### EXERCISE DIRECTIONS
Please repeat the entries below exactly as written, leaving out any images.

### RECORDS SUPPLIED
----

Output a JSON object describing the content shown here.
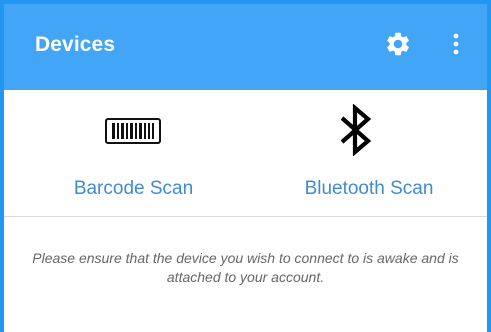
{
  "app": {
    "title": "Devices",
    "accent_color": "#42a5f5",
    "link_color": "#3f8bd1"
  },
  "toolbar": {
    "settings_icon": "gear-icon",
    "overflow_icon": "more-vertical-icon"
  },
  "options": [
    {
      "label": "Barcode Scan",
      "icon": "barcode-icon"
    },
    {
      "label": "Bluetooth Scan",
      "icon": "bluetooth-icon"
    }
  ],
  "notice": {
    "text": "Please ensure that the device you wish to connect to is awake and is attached to your account."
  }
}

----

### RESPONSE TO THIS EXERCISE
Output a JSON object describing the content shown here.
{
  "app": {
    "title": "Devices",
    "accent_color": "#42a5f5",
    "link_color": "#3f8bd1"
  },
  "toolbar": {
    "settings_icon": "gear-icon",
    "overflow_icon": "more-vertical-icon"
  },
  "options": [
    {
      "label": "Barcode Scan",
      "icon": "barcode-icon"
    },
    {
      "label": "Bluetooth Scan",
      "icon": "bluetooth-icon"
    }
  ],
  "notice": {
    "text": "Please ensure that the device you wish to connect to is awake and is attached to your account."
  }
}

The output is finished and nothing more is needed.